-- SUPPLIED ENTRIES follows --
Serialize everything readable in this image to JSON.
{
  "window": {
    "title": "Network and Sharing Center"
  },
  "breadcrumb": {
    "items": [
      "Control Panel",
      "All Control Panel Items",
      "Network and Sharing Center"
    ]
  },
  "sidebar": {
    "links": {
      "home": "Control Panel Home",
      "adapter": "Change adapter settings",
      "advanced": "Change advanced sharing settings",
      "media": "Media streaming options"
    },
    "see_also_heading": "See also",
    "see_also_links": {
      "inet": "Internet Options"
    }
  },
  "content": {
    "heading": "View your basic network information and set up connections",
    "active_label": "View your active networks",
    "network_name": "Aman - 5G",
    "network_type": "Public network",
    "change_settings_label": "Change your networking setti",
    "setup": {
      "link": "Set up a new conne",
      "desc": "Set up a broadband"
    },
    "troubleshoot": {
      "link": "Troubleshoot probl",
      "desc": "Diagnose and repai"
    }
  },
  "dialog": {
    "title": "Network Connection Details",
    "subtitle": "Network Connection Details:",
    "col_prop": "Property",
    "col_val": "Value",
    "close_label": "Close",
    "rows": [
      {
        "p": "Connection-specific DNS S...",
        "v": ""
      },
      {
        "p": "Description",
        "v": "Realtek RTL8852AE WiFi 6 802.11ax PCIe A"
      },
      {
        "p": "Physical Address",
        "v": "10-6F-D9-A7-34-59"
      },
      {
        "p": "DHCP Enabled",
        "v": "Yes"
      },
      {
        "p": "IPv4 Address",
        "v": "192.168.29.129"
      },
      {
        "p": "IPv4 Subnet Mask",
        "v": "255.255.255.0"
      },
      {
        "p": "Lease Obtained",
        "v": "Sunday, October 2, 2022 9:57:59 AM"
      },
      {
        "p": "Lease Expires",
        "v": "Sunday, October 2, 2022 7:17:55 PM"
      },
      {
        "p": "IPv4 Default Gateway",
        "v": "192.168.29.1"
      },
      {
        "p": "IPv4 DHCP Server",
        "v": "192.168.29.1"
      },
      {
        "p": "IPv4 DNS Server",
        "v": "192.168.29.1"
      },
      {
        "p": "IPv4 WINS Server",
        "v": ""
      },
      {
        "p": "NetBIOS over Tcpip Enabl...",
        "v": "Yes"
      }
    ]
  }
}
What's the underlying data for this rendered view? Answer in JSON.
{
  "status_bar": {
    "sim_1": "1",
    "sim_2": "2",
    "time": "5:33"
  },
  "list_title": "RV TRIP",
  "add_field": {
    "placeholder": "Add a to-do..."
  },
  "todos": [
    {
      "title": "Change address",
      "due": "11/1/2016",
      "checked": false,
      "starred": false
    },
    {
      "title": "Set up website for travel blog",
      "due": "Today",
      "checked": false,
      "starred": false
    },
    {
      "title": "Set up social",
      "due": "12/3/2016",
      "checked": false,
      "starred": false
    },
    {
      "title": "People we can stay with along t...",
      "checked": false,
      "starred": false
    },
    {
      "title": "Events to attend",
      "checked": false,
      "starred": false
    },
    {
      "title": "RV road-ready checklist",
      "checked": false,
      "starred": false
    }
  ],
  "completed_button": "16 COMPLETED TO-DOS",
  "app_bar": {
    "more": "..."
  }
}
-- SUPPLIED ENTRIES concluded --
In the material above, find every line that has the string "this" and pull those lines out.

WRITTEN RESPONSE
Serialize everything readable in this image to JSON.
What's the underlying data for this rendered view? Answer in JSON.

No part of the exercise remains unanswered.